Alberta's NDP government will create a dental fee guide to try to take a bite out of skyrocketing dental costs.
Alberta is currently the only province without a dental fee guide. Dentists are free to set their prices at whatever level they choose.
The announcement by Health Minister Sarah Hoffman Thursday was part of the results of a provincial review of the dental industry, launched more than a year ago.
The review confirmed that fee rates in the province are higher, and growing faster than anywhere else in the country.
"From braces to fluoride treatments, having a good dentist is part of healthy living," Hoffman told a news conference. "But we've all heard concerns that Albertans have about the high cost of dental care."
"Anyone who has had to pay out of pocket for dental care, whether it's full price or part of the cost that aren't covered by your dental plan, knows that these costs can hit the wallet hard."
The review found that private market dental fees, based on 49 representative dental procedures, can be as much as 44 per cent higher in Alberta than neighbouring provinces.
In addition to the fee guide, the province has asked the Alberta Dental College and Association to submit a plan outlining strategies to increase public confidence in the profession, and come up with ways to ease confusion around current advertising guidelines for the industry.
"The Alberta Dental Association and College accepts the dental fee review established by the Minister of Health," Dr. Allan Graas, president of the association and college, said in a statement.
"We look forward to continuing to work with the government to make this a document that will best serve Albertans and dentists alike."
Dentists charge what they want
Alberta's dentists stopped publishing a fee guide in 1997, arguing that getting rid of it would stimulate competition and lower prices for patients.

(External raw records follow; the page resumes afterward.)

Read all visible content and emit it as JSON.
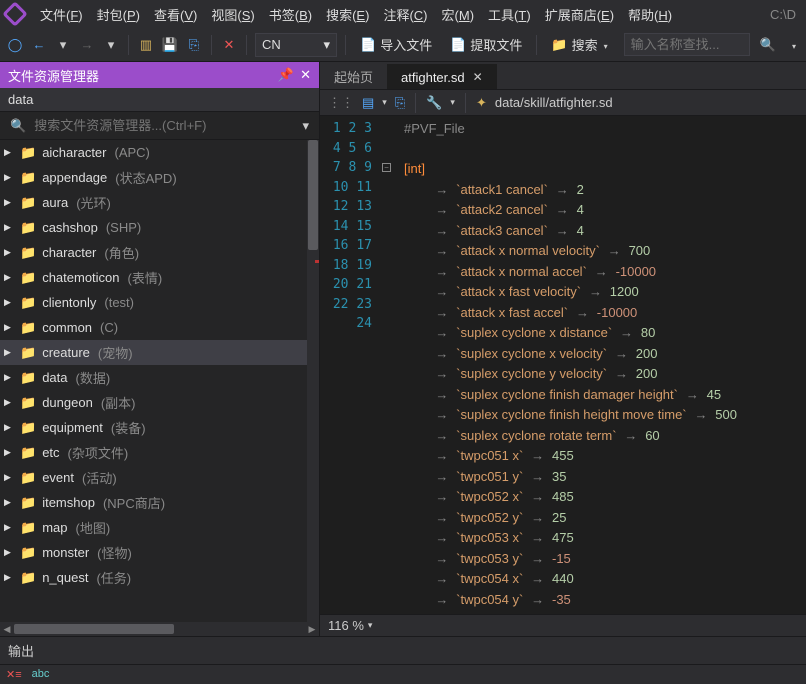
{
  "menu": {
    "items": [
      "文件(F)",
      "封包(P)",
      "查看(V)",
      "视图(S)",
      "书签(B)",
      "搜索(E)",
      "注释(C)",
      "宏(M)",
      "工具(T)",
      "扩展商店(E)",
      "帮助(H)"
    ],
    "pathlabel": "C:\\D"
  },
  "toolbar": {
    "langdd": "CN",
    "import": "导入文件",
    "export": "提取文件",
    "search": "搜索",
    "placeholder": "输入名称查找..."
  },
  "explorer": {
    "title": "文件资源管理器",
    "root": "data",
    "search_placeholder": "搜索文件资源管理器...(Ctrl+F)",
    "items": [
      {
        "name": "aicharacter",
        "note": "(APC)"
      },
      {
        "name": "appendage",
        "note": "(状态APD)"
      },
      {
        "name": "aura",
        "note": "(光环)"
      },
      {
        "name": "cashshop",
        "note": "(SHP)"
      },
      {
        "name": "character",
        "note": "(角色)"
      },
      {
        "name": "chatemoticon",
        "note": "(表情)"
      },
      {
        "name": "clientonly",
        "note": "(test)"
      },
      {
        "name": "common",
        "note": "(C)"
      },
      {
        "name": "creature",
        "note": "(宠物)",
        "selected": true
      },
      {
        "name": "data",
        "note": "(数据)"
      },
      {
        "name": "dungeon",
        "note": "(副本)"
      },
      {
        "name": "equipment",
        "note": "(装备)"
      },
      {
        "name": "etc",
        "note": "(杂项文件)"
      },
      {
        "name": "event",
        "note": "(活动)"
      },
      {
        "name": "itemshop",
        "note": "(NPC商店)"
      },
      {
        "name": "map",
        "note": "(地图)"
      },
      {
        "name": "monster",
        "note": "(怪物)"
      },
      {
        "name": "n_quest",
        "note": "(任务)"
      }
    ]
  },
  "tabs": {
    "start": "起始页",
    "file": "atfighter.sd"
  },
  "breadcrumb": "data/skill/atfighter.sd",
  "code": {
    "header": "#PVF_File",
    "section": "[int]",
    "lines": [
      {
        "key": "attack1 cancel",
        "val": "2"
      },
      {
        "key": "attack2 cancel",
        "val": "4"
      },
      {
        "key": "attack3 cancel",
        "val": "4"
      },
      {
        "key": "attack x normal velocity",
        "val": "700"
      },
      {
        "key": "attack x normal accel",
        "val": "-10000",
        "neg": true
      },
      {
        "key": "attack x fast velocity",
        "val": "1200"
      },
      {
        "key": "attack x fast accel",
        "val": "-10000",
        "neg": true
      },
      {
        "key": "suplex cyclone x distance",
        "val": "80"
      },
      {
        "key": "suplex cyclone x velocity",
        "val": "200"
      },
      {
        "key": "suplex cyclone y velocity",
        "val": "200"
      },
      {
        "key": "suplex cyclone finish damager height",
        "val": "45"
      },
      {
        "key": "suplex cyclone finish height move time",
        "val": "500"
      },
      {
        "key": "suplex cyclone rotate term",
        "val": "60"
      },
      {
        "key": "twpc051 x",
        "val": "455"
      },
      {
        "key": "twpc051 y",
        "val": "35"
      },
      {
        "key": "twpc052 x",
        "val": "485"
      },
      {
        "key": "twpc052 y",
        "val": "25"
      },
      {
        "key": "twpc053 x",
        "val": "475"
      },
      {
        "key": "twpc053 y",
        "val": "-15",
        "neg": true
      },
      {
        "key": "twpc054 x",
        "val": "440"
      },
      {
        "key": "twpc054 y",
        "val": "-35",
        "neg": true
      }
    ],
    "zoom": "116 %"
  },
  "output": {
    "title": "输出"
  }
}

Prices for dental procedures in the province have climbed rapidly over the past decade, increasing by about 5.6 per cent each year, far outpacing all other provinces as the priciest in the country.
Edmonton's Leah Ettarh is glad to to see a fee guide introduced. She's still grinding her teeth over the first set of dental appointments she had in Alberta.
"Alberta hasn't had that for years, and that was supposed to be a competitive advantage, but I don't think that's what happened," said Ettarh.
"A fee guide would be good, and I would hope that guide is lower than the current suggested rates."
Ettarh was charged $900 for two dental checkups in 2015, and forced to pay out more than $230 out of pocket when her insurance wouldn't cover the entire bill.
An Alberta newcomer, she felt ripped off.
"I didn't expect it," said Ettarh. "The whole point of moving to Edmonton from Vancouver was to live a more frugal lifestyle ... the fact that something as simple as a dentist appointment was so extreme in the cost was shocking."
Dental fees in Alberta vary widely, even between neighbouring clinics. But patients such as Ettarh say it's hard to shop for the best prices because dentists are reluctant to reveal their fees until they have you in the chair.
Some consumers have also questioned why the dental association and college, which serves as both an industry advocate and regulator, remains a single entity to better serve very different but crucial roles.
"I actually choose my dentist based on who would actually tell me the cost up front," said Ettarh.